A Dragon!
A Friend!

The bridge to Sutardja-Dai from Cory requires keycard access to enter; unfortunately, none of us had access. Fortunately, we had a pinhole camera!

To produce these images using the 3mm aperture, we doodled some images onto a notecard and attached it to the blank screen at the back of the box, so that the sensor would absorb its data in addition to the scene data as light bounced off of it. We also had to place the image upside down so that it looks right-side up in the image, since the camera obscura captures a reflected version of the scene. Now, it almost looks as if our doodles exist in the real world!

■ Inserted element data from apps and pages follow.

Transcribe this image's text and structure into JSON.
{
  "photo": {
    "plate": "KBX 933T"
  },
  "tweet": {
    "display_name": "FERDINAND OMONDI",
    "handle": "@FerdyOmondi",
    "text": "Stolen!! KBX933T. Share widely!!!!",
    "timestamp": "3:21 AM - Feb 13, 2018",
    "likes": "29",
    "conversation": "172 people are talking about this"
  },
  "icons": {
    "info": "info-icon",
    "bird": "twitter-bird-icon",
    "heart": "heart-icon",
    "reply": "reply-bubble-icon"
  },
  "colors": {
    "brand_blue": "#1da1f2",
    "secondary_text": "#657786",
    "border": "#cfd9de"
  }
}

It’s interesting to note that some light still bounces off the ink of our doodle, making the doodle appear translucent in the picture.

The setup of our “A Friend!” photo

Bells & Whistles: Hotel Room Camera Obscura

One of our group members went to a hotel, and use the hotel room and the curtains to make a camera obscura. Unfortunately, they only had their phone camera, so the image wasn’t that great, but you can sort of see the pattern of the building on the wall.

The actual view